## EXERCISE DIRECTIONS:
Your answer must match the entries below word for word.
#### PROVIDED MATERIAL ####
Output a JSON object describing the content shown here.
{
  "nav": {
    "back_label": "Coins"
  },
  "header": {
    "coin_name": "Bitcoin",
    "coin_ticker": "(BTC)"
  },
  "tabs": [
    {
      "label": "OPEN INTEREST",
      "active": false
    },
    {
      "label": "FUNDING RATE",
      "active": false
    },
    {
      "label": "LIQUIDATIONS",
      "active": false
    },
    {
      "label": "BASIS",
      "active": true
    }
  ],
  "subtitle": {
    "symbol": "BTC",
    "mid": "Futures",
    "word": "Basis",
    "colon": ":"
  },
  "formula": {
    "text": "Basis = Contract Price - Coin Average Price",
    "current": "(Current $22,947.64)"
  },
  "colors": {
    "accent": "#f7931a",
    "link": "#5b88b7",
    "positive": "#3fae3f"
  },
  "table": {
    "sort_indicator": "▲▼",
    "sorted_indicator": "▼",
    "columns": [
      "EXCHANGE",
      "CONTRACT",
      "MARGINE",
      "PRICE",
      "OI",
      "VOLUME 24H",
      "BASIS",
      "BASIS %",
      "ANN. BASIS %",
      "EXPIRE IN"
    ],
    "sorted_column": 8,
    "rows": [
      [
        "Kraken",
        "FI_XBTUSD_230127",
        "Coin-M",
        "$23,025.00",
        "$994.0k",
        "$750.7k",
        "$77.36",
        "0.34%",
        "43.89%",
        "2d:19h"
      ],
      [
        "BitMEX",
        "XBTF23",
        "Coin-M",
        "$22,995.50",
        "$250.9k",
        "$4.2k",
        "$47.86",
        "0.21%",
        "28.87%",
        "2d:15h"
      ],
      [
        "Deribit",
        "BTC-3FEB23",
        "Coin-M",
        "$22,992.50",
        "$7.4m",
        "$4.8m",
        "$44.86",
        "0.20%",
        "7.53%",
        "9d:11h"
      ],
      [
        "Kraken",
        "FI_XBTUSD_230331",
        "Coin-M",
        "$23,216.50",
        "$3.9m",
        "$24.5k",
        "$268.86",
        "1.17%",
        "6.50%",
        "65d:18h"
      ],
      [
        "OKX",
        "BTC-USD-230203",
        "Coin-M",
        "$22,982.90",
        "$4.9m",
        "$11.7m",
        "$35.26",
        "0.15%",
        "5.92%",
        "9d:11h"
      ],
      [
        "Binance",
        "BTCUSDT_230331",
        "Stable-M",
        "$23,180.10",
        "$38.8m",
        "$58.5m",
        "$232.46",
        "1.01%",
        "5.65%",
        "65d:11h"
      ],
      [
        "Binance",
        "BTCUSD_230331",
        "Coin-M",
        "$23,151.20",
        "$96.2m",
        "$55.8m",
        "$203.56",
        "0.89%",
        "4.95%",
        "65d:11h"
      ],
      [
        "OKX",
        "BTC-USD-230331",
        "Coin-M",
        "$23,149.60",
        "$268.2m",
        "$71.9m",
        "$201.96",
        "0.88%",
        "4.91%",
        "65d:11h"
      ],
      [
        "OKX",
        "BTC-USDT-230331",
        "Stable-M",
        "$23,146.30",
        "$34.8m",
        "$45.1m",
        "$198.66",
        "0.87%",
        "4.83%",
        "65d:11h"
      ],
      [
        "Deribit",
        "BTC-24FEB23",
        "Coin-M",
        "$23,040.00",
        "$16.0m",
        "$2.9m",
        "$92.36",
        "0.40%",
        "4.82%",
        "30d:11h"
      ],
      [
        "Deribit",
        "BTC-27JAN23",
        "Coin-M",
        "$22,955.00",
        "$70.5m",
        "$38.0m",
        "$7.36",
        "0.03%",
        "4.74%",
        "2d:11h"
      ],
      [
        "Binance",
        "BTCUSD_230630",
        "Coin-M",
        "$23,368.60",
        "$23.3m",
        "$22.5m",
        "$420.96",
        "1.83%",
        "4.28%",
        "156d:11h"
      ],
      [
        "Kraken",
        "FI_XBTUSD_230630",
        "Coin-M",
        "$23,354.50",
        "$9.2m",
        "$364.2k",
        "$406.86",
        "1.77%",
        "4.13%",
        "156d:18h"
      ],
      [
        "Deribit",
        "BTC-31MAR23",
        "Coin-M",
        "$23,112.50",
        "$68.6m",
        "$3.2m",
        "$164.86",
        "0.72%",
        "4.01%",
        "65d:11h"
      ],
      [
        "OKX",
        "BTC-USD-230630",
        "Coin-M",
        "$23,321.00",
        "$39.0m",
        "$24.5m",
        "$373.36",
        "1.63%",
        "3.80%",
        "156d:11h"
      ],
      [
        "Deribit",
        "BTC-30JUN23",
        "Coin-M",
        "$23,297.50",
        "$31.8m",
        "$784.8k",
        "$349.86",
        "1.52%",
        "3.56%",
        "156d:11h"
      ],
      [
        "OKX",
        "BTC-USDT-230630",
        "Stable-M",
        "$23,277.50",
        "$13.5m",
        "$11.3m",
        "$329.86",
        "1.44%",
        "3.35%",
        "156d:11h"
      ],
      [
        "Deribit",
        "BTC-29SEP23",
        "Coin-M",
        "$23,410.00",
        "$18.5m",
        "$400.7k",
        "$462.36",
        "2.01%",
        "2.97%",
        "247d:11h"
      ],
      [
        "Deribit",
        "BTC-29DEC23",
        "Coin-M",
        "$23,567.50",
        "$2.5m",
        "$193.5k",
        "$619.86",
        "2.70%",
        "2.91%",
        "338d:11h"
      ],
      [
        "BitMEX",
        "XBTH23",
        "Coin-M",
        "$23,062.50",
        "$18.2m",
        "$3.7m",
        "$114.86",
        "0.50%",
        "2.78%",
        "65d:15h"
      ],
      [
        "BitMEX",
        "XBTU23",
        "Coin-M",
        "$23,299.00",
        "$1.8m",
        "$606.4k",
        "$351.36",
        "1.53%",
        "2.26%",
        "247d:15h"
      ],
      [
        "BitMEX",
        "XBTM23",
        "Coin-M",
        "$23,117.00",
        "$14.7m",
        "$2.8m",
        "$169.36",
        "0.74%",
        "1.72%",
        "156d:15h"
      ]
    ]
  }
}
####
## RESPONSE:
Output a JSON object describing the content shown here.
{
  "nav": {
    "back_label": "Coins"
  },
  "header": {
    "coin_name": "Bitcoin",
    "coin_ticker": "(BTC)"
  },
  "tabs": [
    {
      "label": "OPEN INTEREST",
      "active": false
    },
    {
      "label": "FUNDING RATE",
      "active": false
    },
    {
      "label": "LIQUIDATIONS",
      "active": false
    },
    {
      "label": "BASIS",
      "active": true
    }
  ],
  "subtitle": {
    "symbol": "BTC",
    "mid": "Futures",
    "word": "Basis",
    "colon": ":"
  },
  "formula": {
    "text": "Basis = Contract Price - Coin Average Price",
    "current": "(Current $22,947.64)"
  },
  "colors": {
    "accent": "#f7931a",
    "link": "#5b88b7",
    "positive": "#3fae3f"
  },
  "table": {
    "sort_indicator": "▲▼",
    "sorted_indicator": "▼",
    "columns": [
      "EXCHANGE",
      "CONTRACT",
      "MARGINE",
      "PRICE",
      "OI",
      "VOLUME 24H",
      "BASIS",
      "BASIS %",
      "ANN. BASIS %",
      "EXPIRE IN"
    ],
    "sorted_column": 8,
    "rows": [
      [
        "Kraken",
        "FI_XBTUSD_230127",
        "Coin-M",
        "$23,025.00",
        "$994.0k",
        "$750.7k",
        "$77.36",
        "0.34%",
        "43.89%",
        "2d:19h"
      ],
      [
        "BitMEX",
        "XBTF23",
        "Coin-M",
        "$22,995.50",
        "$250.9k",
        "$4.2k",
        "$47.86",
        "0.21%",
        "28.87%",
        "2d:15h"
      ],
      [
        "Deribit",
        "BTC-3FEB23",
        "Coin-M",
        "$22,992.50",
        "$7.4m",
        "$4.8m",
        "$44.86",
        "0.20%",
        "7.53%",
        "9d:11h"
      ],
      [
        "Kraken",
        "FI_XBTUSD_230331",
        "Coin-M",
        "$23,216.50",
        "$3.9m",
        "$24.5k",
        "$268.86",
        "1.17%",
        "6.50%",
        "65d:18h"
      ],
      [
        "OKX",
        "BTC-USD-230203",
        "Coin-M",
        "$22,982.90",
        "$4.9m",
        "$11.7m",
        "$35.26",
        "0.15%",
        "5.92%",
        "9d:11h"
      ],
      [
        "Binance",
        "BTCUSDT_230331",
        "Stable-M",
        "$23,180.10",
        "$38.8m",
        "$58.5m",
        "$232.46",
        "1.01%",
        "5.65%",
        "65d:11h"
      ],
      [
        "Binance",
        "BTCUSD_230331",
        "Coin-M",
        "$23,151.20",
        "$96.2m",
        "$55.8m",
        "$203.56",
        "0.89%",
        "4.95%",
        "65d:11h"
      ],
      [
        "OKX",
        "BTC-USD-230331",
        "Coin-M",
        "$23,149.60",
        "$268.2m",
        "$71.9m",
        "$201.96",
        "0.88%",
        "4.91%",
        "65d:11h"
      ],
      [
        "OKX",
        "BTC-USDT-230331",
        "Stable-M",
        "$23,146.30",
        "$34.8m",
        "$45.1m",
        "$198.66",
        "0.87%",
        "4.83%",
        "65d:11h"
      ],
      [
        "Deribit",
        "BTC-24FEB23",
        "Coin-M",
        "$23,040.00",
        "$16.0m",
        "$2.9m",
        "$92.36",
        "0.40%",
        "4.82%",
        "30d:11h"
      ],
      [
        "Deribit",
        "BTC-27JAN23",
        "Coin-M",
        "$22,955.00",
        "$70.5m",
        "$38.0m",
        "$7.36",
        "0.03%",
        "4.74%",
        "2d:11h"
      ],
      [
        "Binance",
        "BTCUSD_230630",
        "Coin-M",
        "$23,368.60",
        "$23.3m",
        "$22.5m",
        "$420.96",
        "1.83%",
        "4.28%",
        "156d:11h"
      ],
      [
        "Kraken",
        "FI_XBTUSD_230630",
        "Coin-M",
        "$23,354.50",
        "$9.2m",
        "$364.2k",
        "$406.86",
        "1.77%",
        "4.13%",
        "156d:18h"
      ],
      [
        "Deribit",
        "BTC-31MAR23",
        "Coin-M",
        "$23,112.50",
        "$68.6m",
        "$3.2m",
        "$164.86",
        "0.72%",
        "4.01%",
        "65d:11h"
      ],
      [
        "OKX",
        "BTC-USD-230630",
        "Coin-M",
        "$23,321.00",
        "$39.0m",
        "$24.5m",
        "$373.36",
        "1.63%",
        "3.80%",
        "156d:11h"
      ],
      [
        "Deribit",
        "BTC-30JUN23",
        "Coin-M",
        "$23,297.50",
        "$31.8m",
        "$784.8k",
        "$349.86",
        "1.52%",
        "3.56%",
        "156d:11h"
      ],
      [
        "OKX",
        "BTC-USDT-230630",
        "Stable-M",
        "$23,277.50",
        "$13.5m",
        "$11.3m",
        "$329.86",
        "1.44%",
        "3.35%",
        "156d:11h"
      ],
      [
        "Deribit",
        "BTC-29SEP23",
        "Coin-M",
        "$23,410.00",
        "$18.5m",
        "$400.7k",
        "$462.36",
        "2.01%",
        "2.97%",
        "247d:11h"
      ],
      [
        "Deribit",
        "BTC-29DEC23",
        "Coin-M",
        "$23,567.50",
        "$2.5m",
        "$193.5k",
        "$619.86",
        "2.70%",
        "2.91%",
        "338d:11h"
      ],
      [
        "BitMEX",
        "XBTH23",
        "Coin-M",
        "$23,062.50",
        "$18.2m",
        "$3.7m",
        "$114.86",
        "0.50%",
        "2.78%",
        "65d:15h"
      ],
      [
        "BitMEX",
        "XBTU23",
        "Coin-M",
        "$23,299.00",
        "$1.8m",
        "$606.4k",
        "$351.36",
        "1.53%",
        "2.26%",
        "247d:15h"
      ],
      [
        "BitMEX",
        "XBTM23",
        "Coin-M",
        "$23,117.00",
        "$14.7m",
        "$2.8m",
        "$169.36",
        "0.74%",
        "1.72%",
        "156d:15h"
      ]
    ]
  }
}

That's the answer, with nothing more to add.